Mapping Provenance: Holbein's "Sir Thomas More"

The journey of an artwork is rarely a smooth one, and what we know about the ownership history of Holbein’s Sir Thomas More (1527) is notable for its gaps. Explore an interactive map tracing the fragmentary path of this panel from Tudor England to the second floor of Frick Madison.

Past Exhibition: Holbein Miniatures

Miniature painting of bust portrait of Renaissance-era woman holding a book
Holbein Miniatures
January 30, 1979 to December 31, 1979

The Frick Collection offered the public a unique opportunity to view two miniatures by the German artist Hans Holbein the Younger (1497/98–1543) representing Margaret and William Roper, members of Sir Thomas More's family. The round watercolor miniatures on vellum were placed in the Living Hall beneath The Frick Collection's oil portrait of Sir Thomas More by Holbein. The miniatures were generously placed on long-term loan at The Frick Collection by The Metropolitan Museum of Art.

Cocktails with a Curator: Holbein's 'Sir Thomas More'

video still of Xavier Salomon and oil painting of man with hat, and distinct necklace

In this week’s episode of “Cocktails with a Curator,” Xavier F. Salomon, Deputy Director and Peter Jay Sharp Chief Curator, examines one of the Frick’s most beloved paintings, Hans Holbein’s “Sir Thomas More.” Xavier considers More's relationship to humanist circles and the role of "friendship portraits" in making the absent present. In the words of More's devoted friend, Desiderius Erasmus, “life without a friend is no life." As a nod to the turbulent times of Tudor England, Xavier pairs this episode with a Bloody Mary cocktail.
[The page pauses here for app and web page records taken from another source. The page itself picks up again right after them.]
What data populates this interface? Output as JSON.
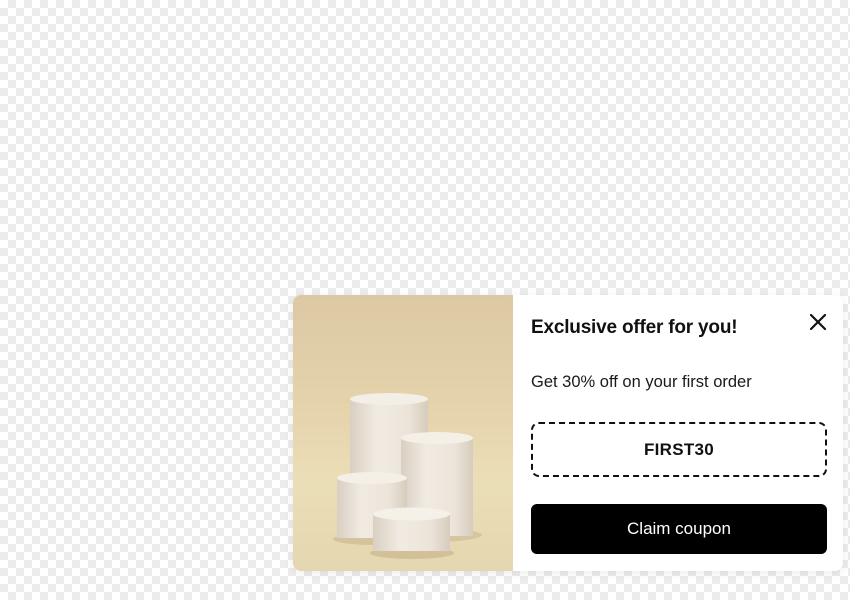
{
  "popup": {
    "image_alt": "product-podiums",
    "title": "Exclusive offer for you!",
    "subtitle": "Get 30% off on your first order",
    "coupon_code": "FIRST30",
    "claim_label": "Claim coupon",
    "close_icon": "close-icon"
  },
  "colors": {
    "accent": "#000000",
    "image_background": "#e6d4ad",
    "podium": "#ede6dc"
  }
}
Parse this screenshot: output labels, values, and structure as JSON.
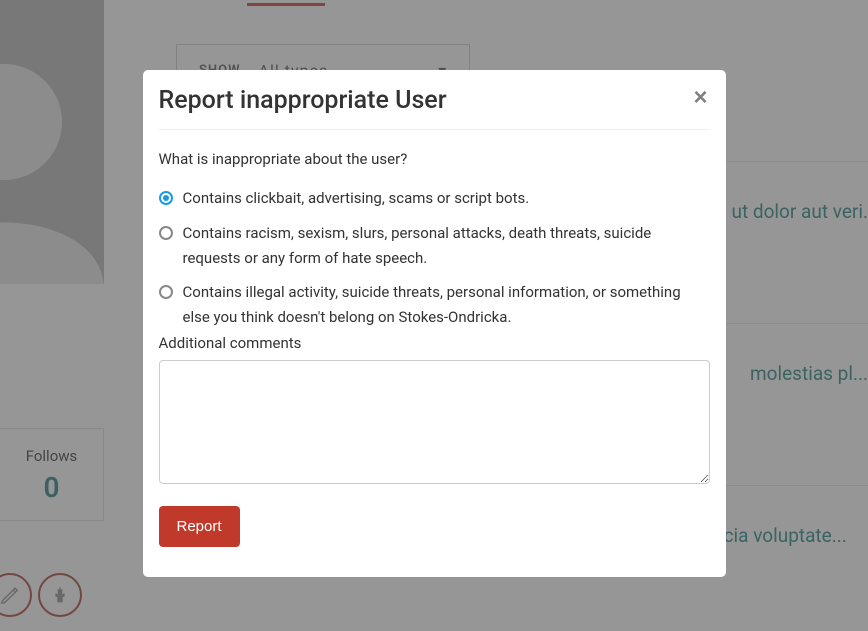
{
  "sidebar": {
    "follows_label": "Follows",
    "follows_count": "0"
  },
  "filter": {
    "label": "SHOW",
    "selected": "All types"
  },
  "posts": [
    "ut dolor aut veri.",
    "molestias pl...",
    "Ratione voluptatem facilis voluptas enim omnis et qui vitae ex officia voluptate..."
  ],
  "modal": {
    "title": "Report inappropriate User",
    "question": "What is inappropriate about the user?",
    "options": [
      "Contains clickbait, advertising, scams or script bots.",
      "Contains racism, sexism, slurs, personal attacks, death threats, suicide requests or any form of hate speech.",
      "Contains illegal activity, suicide threats, personal information, or something else you think doesn't belong on Stokes-Ondricka."
    ],
    "comments_label": "Additional comments",
    "report_label": "Report"
  }
}
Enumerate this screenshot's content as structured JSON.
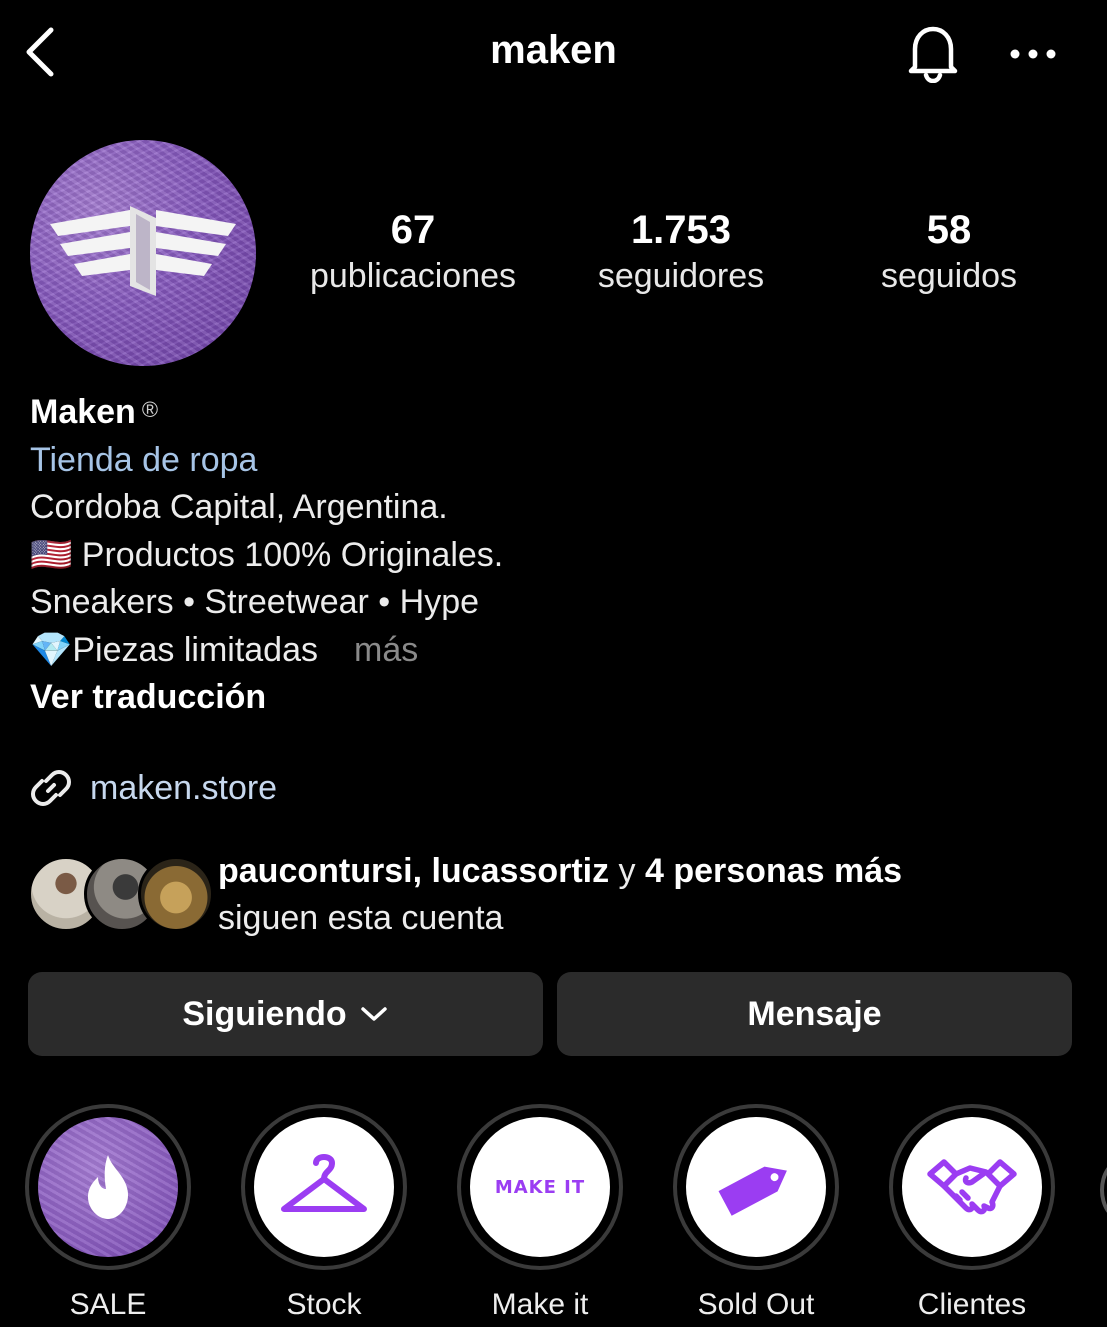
{
  "header": {
    "username": "maken",
    "icons": {
      "back": "chevron-left-icon",
      "bell": "bell-icon",
      "more": "more-horizontal-icon"
    }
  },
  "profile": {
    "stats": [
      {
        "value": "67",
        "label": "publicaciones"
      },
      {
        "value": "1.753",
        "label": "seguidores"
      },
      {
        "value": "58",
        "label": "seguidos"
      }
    ],
    "name": "Maken",
    "registered_mark": "®",
    "category": "Tienda de ropa",
    "bio_lines": [
      "Cordoba Capital, Argentina.",
      "🇺🇸 Productos 100% Originales.",
      "Sneakers • Streetwear • Hype",
      "💎Piezas limitadas"
    ],
    "more_label": "más",
    "translate_label": "Ver traducción",
    "website": "maken.store"
  },
  "followed_by": {
    "names": "paucontursi, lucassortiz",
    "connector": " y ",
    "others": "4 personas más",
    "suffix": "siguen esta cuenta"
  },
  "actions": {
    "following_label": "Siguiendo",
    "message_label": "Mensaje"
  },
  "highlights": [
    {
      "label": "SALE",
      "icon": "flame-icon"
    },
    {
      "label": "Stock",
      "icon": "hanger-icon"
    },
    {
      "label": "Make it",
      "icon": "make-it-logo",
      "text": "MAKE IT"
    },
    {
      "label": "Sold Out",
      "icon": "price-tag-icon"
    },
    {
      "label": "Clientes",
      "icon": "handshake-icon"
    }
  ],
  "colors": {
    "background": "#000000",
    "button": "#2b2b2b",
    "category": "#a6c4e6",
    "link": "#c7d8ee",
    "accent_purple": "#9b3df2",
    "muted": "#8a8a8a"
  }
}
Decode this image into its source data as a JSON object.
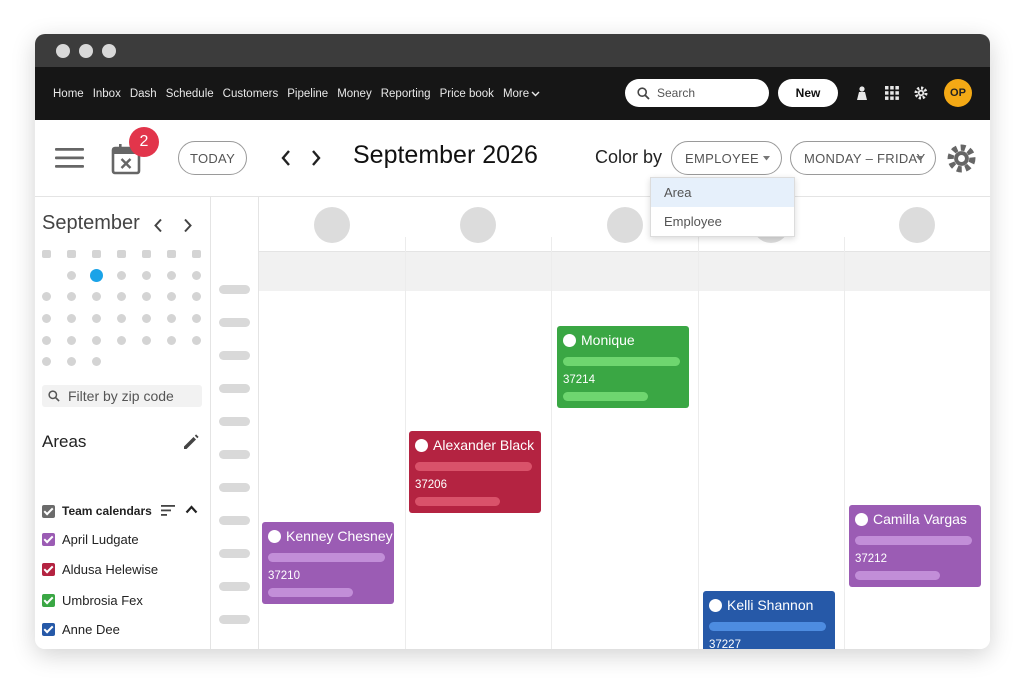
{
  "nav": {
    "links": [
      "Home",
      "Inbox",
      "Dash",
      "Schedule",
      "Customers",
      "Pipeline",
      "Money",
      "Reporting",
      "Price book",
      "More"
    ],
    "search_label": "Search",
    "new_label": "New",
    "avatar_initials": "OP"
  },
  "toolbar": {
    "notification_count": "2",
    "today_label": "TODAY",
    "title": "September 2026",
    "color_by_label": "Color by",
    "color_by_value": "EMPLOYEE",
    "range_value": "MONDAY – FRIDAY"
  },
  "dropdown": {
    "options": [
      "Area",
      "Employee"
    ],
    "highlighted": "Area"
  },
  "sidebar": {
    "month": "September",
    "filter_placeholder": "Filter by zip code",
    "areas_title": "Areas",
    "team_label": "Team calendars",
    "calendars": [
      {
        "name": "April Ludgate",
        "color": "#9b5cb4"
      },
      {
        "name": "Aldusa Helewise",
        "color": "#b42341"
      },
      {
        "name": "Umbrosia Fex",
        "color": "#3aa744"
      },
      {
        "name": "Anne Dee",
        "color": "#2659a8"
      }
    ]
  },
  "events": [
    {
      "name": "Monique",
      "code": "37214",
      "color": "#3aa744",
      "bar": "#6ed66f"
    },
    {
      "name": "Alexander Black",
      "code": "37206",
      "color": "#b42341",
      "bar": "#d9526a"
    },
    {
      "name": "Kenney Chesney",
      "code": "37210",
      "color": "#9b5cb4",
      "bar": "#c28ed8"
    },
    {
      "name": "Camilla Vargas",
      "code": "37212",
      "color": "#9b5cb4",
      "bar": "#c28ed8"
    },
    {
      "name": "Kelli Shannon",
      "code": "37227",
      "color": "#2659a8",
      "bar": "#4d8ce0"
    }
  ]
}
Hans Holbein, the Younger, "Sir Thomas More"

Link to video about Hans Holbein, the Younger's painting, 'Sir Thomas More'

Hans Holbein came to London from Switzerland in 1526, only a year before he dated this portrait. With a letter of introduction from the philosopher Erasmus, Holbein entered the rarefied circle of Sir Thomas More (1477/78-1535) and was soon living near him in Chelsea. More, in a letter back to Erasmus, spoke of Holbein as "a wonderful artist." Famed as a humanist scholar and author of the Utopia, More was a powerful statesman as well. By this time, he had already served Henry VIII as privy councillor for over a decade and became his lord chancellor in 1529.